When I first added the Ultimate Sinatra album to my library, it was a single album, but it changed after a while. I surmise that iTunes matched the tracks and found that many of them were on different albums. Just as iTunes often matches tracks from studio albums to “best of” albums, here, it’s matched some tracks to the album I downloaded, and other tracks to whatever iTunes found first. But, of course, iTunes shouldn’t match Apple Music tracks; it only matches your music, that you’ve ripped or downloaded, and added to your iTunes library.
I actually added this album to my iTunes library about two months ago. My process for importing music from CD is:
- Rip the CD to Apple Lossless format using XLD.
- Update the metadata of these files using MusicBrainz Picard.
- Import these files into my iTunes library.
Once I read Kirk’s article, after the panic subsided, I opened up iTunes to see what Apple Music might have done to the tags on my copy of this album. To my surprise, the metadata seems to have been unaltered since I imported it into iTunes:
It’s the unpredictability of Apple Music that most scares me. That Kirk and I can have such wildly varying experiences (with the same album!) does not bode well for the back-end of Apple Music. I haven’t done it yet, but every month I consider canceling my Apple Music subscription out of fear that it will destroy my music library.

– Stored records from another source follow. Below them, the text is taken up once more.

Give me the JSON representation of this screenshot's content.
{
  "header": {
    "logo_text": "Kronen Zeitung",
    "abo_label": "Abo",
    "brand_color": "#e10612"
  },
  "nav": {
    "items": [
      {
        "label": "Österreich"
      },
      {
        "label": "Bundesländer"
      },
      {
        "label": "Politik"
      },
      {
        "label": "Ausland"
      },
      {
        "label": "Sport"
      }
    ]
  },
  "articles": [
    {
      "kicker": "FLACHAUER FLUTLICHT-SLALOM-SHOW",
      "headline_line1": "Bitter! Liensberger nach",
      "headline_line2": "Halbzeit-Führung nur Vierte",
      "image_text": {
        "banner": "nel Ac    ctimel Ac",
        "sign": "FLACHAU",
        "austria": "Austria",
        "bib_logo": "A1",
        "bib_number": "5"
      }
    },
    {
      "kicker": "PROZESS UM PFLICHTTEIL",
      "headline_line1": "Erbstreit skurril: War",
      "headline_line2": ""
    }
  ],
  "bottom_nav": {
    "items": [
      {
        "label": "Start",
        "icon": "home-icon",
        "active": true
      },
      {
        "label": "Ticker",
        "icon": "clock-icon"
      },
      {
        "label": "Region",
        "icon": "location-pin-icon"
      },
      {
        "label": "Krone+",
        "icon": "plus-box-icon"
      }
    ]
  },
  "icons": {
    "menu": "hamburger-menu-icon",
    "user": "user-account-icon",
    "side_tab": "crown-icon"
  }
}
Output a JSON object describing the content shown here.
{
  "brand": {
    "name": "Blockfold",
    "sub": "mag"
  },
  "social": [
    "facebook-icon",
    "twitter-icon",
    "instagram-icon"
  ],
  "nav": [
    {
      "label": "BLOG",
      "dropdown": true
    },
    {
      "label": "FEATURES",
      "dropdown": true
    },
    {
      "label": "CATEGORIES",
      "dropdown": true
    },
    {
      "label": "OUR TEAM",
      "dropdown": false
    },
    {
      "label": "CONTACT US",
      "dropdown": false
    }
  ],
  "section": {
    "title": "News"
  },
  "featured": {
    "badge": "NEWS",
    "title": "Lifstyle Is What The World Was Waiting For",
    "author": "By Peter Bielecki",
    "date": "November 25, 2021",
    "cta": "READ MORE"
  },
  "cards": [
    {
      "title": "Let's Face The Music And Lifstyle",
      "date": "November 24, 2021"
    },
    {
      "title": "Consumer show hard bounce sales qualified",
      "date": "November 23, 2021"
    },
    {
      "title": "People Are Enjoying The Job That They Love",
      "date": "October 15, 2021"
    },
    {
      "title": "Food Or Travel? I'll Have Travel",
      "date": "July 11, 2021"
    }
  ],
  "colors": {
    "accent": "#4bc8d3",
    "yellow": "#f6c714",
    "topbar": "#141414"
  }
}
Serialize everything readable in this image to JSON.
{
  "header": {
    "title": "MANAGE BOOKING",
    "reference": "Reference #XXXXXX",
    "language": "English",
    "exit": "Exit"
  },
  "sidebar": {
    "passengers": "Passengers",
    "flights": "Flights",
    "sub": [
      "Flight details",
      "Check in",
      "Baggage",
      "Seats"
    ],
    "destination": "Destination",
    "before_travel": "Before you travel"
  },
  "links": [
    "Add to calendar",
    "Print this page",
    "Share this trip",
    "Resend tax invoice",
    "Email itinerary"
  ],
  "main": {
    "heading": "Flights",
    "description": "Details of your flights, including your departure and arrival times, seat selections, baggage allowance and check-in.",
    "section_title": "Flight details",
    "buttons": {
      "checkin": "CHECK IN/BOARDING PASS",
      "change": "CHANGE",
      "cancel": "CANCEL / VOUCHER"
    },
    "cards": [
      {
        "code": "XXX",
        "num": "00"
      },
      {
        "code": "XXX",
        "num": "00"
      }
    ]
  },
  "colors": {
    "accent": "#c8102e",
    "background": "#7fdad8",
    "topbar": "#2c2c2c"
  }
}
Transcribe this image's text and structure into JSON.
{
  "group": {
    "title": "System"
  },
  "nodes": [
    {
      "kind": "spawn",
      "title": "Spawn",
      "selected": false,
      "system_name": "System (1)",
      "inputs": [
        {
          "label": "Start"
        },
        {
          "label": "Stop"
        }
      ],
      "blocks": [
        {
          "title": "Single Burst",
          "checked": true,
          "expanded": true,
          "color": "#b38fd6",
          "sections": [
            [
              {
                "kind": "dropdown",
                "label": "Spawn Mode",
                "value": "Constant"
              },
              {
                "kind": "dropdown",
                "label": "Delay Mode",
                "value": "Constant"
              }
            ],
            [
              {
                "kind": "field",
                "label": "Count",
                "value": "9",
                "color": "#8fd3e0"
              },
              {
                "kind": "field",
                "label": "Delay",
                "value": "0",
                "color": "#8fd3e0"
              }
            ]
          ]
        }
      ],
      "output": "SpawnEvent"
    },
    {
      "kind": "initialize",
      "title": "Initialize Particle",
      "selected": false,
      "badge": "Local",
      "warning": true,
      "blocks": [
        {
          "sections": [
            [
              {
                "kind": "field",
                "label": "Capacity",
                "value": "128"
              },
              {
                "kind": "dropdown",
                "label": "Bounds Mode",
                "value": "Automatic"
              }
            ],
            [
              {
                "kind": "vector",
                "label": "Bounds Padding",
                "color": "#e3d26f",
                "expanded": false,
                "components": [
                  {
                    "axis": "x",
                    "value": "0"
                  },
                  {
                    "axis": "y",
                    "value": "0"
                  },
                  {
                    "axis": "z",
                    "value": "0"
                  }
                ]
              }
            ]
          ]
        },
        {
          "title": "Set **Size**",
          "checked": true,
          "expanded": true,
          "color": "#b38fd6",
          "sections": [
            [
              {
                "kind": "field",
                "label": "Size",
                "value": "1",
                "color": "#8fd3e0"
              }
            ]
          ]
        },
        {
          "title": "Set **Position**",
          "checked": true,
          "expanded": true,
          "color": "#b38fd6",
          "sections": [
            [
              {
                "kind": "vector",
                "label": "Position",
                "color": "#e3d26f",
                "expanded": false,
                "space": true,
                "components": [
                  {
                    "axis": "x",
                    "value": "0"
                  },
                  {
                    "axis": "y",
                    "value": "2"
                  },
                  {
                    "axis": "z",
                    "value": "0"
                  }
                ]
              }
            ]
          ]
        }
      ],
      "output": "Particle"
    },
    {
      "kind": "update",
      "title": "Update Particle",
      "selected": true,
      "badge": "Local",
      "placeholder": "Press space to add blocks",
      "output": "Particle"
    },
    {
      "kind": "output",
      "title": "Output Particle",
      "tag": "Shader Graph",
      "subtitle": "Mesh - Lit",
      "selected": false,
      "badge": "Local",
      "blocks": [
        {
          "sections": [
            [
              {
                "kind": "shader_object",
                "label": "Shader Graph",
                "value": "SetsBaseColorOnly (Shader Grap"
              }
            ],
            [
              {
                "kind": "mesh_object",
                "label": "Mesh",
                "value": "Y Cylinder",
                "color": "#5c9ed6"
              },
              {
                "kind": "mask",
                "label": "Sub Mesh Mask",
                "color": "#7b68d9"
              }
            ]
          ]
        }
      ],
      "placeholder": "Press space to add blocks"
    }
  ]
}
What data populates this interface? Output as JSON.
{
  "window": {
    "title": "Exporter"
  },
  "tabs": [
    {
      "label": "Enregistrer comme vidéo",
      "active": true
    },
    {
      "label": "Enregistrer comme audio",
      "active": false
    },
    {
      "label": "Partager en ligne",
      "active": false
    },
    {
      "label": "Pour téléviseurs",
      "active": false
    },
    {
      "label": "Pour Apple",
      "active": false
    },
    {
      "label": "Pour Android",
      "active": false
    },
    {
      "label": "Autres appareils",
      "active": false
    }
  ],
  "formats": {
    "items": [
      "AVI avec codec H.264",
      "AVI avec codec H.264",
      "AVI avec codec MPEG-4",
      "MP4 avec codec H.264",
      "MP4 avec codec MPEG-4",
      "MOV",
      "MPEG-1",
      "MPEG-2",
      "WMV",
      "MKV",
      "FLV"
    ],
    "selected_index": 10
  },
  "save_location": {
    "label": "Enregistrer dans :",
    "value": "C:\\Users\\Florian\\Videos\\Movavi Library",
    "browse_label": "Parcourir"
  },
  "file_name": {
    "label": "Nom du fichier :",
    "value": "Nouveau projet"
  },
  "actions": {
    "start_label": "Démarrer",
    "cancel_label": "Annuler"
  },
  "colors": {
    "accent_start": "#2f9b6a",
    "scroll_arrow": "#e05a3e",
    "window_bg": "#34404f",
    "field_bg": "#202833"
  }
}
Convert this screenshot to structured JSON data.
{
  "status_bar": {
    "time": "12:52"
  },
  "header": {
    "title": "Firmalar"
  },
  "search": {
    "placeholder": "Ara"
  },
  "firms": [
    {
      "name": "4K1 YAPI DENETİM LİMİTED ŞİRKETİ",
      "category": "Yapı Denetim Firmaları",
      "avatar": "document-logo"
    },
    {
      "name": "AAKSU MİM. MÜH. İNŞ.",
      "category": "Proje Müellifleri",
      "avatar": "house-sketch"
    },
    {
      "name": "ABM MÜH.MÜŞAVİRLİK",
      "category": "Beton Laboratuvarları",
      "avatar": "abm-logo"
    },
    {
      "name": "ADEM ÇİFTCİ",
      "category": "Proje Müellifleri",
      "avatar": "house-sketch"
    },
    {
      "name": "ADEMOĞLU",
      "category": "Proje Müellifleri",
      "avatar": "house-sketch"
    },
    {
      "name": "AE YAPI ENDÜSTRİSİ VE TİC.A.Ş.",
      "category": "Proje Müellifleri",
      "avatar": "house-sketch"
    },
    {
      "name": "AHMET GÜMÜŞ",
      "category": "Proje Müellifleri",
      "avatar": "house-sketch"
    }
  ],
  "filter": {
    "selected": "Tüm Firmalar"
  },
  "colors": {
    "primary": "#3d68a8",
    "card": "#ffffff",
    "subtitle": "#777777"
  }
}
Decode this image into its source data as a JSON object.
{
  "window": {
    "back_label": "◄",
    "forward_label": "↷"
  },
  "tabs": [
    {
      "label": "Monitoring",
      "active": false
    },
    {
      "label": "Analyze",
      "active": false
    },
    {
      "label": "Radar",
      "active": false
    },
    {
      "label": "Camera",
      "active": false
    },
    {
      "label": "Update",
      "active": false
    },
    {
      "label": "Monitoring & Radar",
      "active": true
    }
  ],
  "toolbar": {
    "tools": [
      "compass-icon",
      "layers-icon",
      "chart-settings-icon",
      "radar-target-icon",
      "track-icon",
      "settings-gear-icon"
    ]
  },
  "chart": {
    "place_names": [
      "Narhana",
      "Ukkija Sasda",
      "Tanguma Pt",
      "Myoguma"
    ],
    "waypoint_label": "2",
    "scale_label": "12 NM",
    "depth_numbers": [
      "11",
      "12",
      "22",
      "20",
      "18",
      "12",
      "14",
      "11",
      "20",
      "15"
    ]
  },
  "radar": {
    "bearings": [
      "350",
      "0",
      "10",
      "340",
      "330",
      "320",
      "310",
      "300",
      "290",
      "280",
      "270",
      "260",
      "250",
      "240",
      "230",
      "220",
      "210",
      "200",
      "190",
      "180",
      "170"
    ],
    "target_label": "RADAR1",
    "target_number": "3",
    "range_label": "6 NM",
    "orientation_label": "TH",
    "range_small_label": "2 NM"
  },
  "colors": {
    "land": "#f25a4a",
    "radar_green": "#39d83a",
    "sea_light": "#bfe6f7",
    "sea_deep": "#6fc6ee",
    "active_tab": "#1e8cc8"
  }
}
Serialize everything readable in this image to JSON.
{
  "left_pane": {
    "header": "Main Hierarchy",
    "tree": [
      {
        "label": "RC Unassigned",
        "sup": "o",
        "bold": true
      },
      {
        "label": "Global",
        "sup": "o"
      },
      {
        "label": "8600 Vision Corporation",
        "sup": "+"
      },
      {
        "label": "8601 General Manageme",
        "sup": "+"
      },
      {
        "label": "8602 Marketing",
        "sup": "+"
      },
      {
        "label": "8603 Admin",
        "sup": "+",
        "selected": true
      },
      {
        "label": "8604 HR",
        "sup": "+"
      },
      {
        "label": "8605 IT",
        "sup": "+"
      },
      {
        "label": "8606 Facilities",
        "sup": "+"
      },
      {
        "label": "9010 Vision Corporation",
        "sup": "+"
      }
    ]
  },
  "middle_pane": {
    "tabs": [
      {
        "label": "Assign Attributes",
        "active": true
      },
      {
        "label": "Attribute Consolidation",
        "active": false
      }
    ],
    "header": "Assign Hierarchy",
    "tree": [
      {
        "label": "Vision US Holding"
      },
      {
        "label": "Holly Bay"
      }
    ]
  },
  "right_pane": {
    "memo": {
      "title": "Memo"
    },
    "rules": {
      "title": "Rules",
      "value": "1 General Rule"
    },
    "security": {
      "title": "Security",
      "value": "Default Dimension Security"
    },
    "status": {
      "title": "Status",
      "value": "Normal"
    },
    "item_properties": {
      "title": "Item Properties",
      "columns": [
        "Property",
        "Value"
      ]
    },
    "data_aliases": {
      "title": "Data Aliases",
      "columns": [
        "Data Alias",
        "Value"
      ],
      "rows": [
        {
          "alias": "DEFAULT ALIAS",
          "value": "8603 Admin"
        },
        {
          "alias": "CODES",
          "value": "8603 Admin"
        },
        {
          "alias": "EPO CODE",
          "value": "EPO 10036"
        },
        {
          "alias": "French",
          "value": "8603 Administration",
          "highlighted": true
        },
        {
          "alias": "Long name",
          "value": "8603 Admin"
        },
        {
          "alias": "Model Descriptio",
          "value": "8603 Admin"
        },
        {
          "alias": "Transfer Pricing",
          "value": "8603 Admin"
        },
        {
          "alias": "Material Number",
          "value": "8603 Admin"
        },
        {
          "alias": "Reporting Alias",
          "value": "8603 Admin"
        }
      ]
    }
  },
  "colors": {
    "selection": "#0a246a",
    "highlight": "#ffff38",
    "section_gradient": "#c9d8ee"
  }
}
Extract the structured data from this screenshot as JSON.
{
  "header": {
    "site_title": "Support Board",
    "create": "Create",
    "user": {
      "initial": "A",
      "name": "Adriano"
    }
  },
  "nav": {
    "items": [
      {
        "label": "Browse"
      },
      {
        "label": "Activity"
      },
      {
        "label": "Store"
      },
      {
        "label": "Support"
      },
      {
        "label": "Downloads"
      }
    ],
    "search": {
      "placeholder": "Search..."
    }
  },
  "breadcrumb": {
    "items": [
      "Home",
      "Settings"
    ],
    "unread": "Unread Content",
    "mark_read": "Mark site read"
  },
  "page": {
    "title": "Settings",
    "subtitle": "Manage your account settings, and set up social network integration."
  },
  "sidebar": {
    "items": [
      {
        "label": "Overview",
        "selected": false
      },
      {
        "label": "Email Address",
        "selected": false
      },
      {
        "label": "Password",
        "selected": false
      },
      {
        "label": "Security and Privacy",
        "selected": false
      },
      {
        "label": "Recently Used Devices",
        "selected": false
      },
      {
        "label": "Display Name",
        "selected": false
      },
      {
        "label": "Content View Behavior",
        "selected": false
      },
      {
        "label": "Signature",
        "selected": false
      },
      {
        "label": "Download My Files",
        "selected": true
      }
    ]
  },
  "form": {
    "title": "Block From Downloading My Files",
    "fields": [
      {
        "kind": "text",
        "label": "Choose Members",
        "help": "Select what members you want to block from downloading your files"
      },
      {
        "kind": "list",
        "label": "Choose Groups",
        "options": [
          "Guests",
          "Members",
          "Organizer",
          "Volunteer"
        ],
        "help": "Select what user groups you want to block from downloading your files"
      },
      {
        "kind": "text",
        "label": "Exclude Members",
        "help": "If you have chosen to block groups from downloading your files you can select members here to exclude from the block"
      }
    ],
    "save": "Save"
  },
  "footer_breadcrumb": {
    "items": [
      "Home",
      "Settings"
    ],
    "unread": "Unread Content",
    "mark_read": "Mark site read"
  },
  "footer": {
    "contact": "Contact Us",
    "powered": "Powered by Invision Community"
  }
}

If there was an easy way to use iTunes Match with my main library, and run Apple Music in a separate library, I would probably do that. Since they’ve merged the back-ends of those two features as iCloud Music Library, I don’t believe that’s possible. So I make regular backups, and I’m hoping I’ll still have a good backup around once I figure out which of my 19,454 songs have been corrupted by Apple Music.